Early in December 1955, Kotane returned home. New Age of December 8 reported: “Jan Smuts Airport witnessed dramatic scenes last Sunday when over 400 members of the four Congresses gave Moses Kotane, banned people’s leader, a royal welcome on his return to South Africa after an 11-month absence overseas. The Non-European enclosure was a riot of Congress flags, pennants and bunting. Specially painted banners bore the words ‘Welcome Home Kotane’. While they waited for the BOAC Skymaster from London to land, the crowd sang songs of the Defiance Campaign and the Congress of the People.
“Who are they waiting for? asked many a puzzled spectator. The answer was not long in coming: As the plane touched down, a great roar went up: ‘We want Kotane’. Minutes ticked by, as one by one the passengers descended ... . a business man with his attaché case, a middle-aged woman, another woman and then, there, framed in the doorway, stood the man for whom they were all waiting his hand raised aloft in the Congress salute.
“Airport officials on the tarmac momentarily turned to stare as a thunderous roar of ‘Afrika!’ broke from 400 throats, and the beautiful strains of ‘Nkosi Sikelele Afrika’ floated over the airfield. Moses Kotane has returned.
“Outside the immigration office a long double line of Congressmen formed, waiting for their banned leader to emerge. As he did, he was mobbed by supporters, and presented with garlands from Basupatsela and Young Democrats. But Moses Kotane could not stay with his supporters, and left quickly. His banning order still operates.”

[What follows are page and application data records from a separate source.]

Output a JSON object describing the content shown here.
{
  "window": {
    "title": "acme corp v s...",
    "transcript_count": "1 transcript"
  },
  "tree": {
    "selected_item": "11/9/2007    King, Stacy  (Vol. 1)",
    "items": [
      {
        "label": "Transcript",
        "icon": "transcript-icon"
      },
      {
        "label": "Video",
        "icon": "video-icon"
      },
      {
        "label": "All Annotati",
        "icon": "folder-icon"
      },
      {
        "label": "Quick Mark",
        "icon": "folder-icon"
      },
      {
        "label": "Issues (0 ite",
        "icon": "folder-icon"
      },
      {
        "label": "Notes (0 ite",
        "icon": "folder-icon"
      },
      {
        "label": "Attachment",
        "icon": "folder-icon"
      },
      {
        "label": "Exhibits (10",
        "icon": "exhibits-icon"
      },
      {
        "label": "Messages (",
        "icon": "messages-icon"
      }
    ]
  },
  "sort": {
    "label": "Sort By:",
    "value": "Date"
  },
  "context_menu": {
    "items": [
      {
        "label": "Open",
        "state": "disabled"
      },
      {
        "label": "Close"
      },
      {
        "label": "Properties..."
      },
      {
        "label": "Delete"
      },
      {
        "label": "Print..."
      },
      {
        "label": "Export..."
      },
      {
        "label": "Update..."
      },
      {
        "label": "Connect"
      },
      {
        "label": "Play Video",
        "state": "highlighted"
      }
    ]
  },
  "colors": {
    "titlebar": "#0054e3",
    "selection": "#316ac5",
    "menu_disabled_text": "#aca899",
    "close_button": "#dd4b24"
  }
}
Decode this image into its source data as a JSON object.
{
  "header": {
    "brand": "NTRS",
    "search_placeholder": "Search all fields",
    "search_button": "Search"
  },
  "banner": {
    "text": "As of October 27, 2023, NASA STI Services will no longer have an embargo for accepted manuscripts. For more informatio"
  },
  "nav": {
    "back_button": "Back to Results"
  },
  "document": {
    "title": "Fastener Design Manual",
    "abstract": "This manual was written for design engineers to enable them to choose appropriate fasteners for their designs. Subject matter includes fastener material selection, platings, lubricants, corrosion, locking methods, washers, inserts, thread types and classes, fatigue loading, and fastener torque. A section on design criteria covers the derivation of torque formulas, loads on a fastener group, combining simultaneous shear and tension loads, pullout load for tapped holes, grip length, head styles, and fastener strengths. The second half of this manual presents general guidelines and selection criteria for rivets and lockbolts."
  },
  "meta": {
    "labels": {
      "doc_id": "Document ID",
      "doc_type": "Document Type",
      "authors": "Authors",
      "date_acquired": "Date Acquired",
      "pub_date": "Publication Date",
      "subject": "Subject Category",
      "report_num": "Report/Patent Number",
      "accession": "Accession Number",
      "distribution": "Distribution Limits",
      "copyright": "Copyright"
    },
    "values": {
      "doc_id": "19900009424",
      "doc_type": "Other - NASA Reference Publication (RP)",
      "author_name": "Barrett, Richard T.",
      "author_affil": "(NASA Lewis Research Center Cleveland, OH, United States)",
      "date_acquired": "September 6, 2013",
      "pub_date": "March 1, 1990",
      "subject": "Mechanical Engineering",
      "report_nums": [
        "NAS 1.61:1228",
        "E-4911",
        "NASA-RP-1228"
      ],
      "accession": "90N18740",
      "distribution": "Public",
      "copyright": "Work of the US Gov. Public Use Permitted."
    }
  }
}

Before he drove off he told the New Age reporter: “I am glad to be back, and I congratulate the people who have been carrying on the struggle.” The report concluded: “Judging from the reception, the people of South Africa are equally glad that Moses Kotane is back.”
Kotane and Cachalia were not the only Congressmen to travel overseas in 1955. Many, many others of all races, some with passports, some without, also made their pilgrimage to the socialist countries which had given them such staunch support in their struggles over the years. Typical of their reaction were the remarks of Mrs Elizabeth Mafekeng, President of the African Food and Canning Workers’ Union, who said on her return to Paarl after attending a trade union conference in Sofia: “I was so happy that I even forgot that I was black."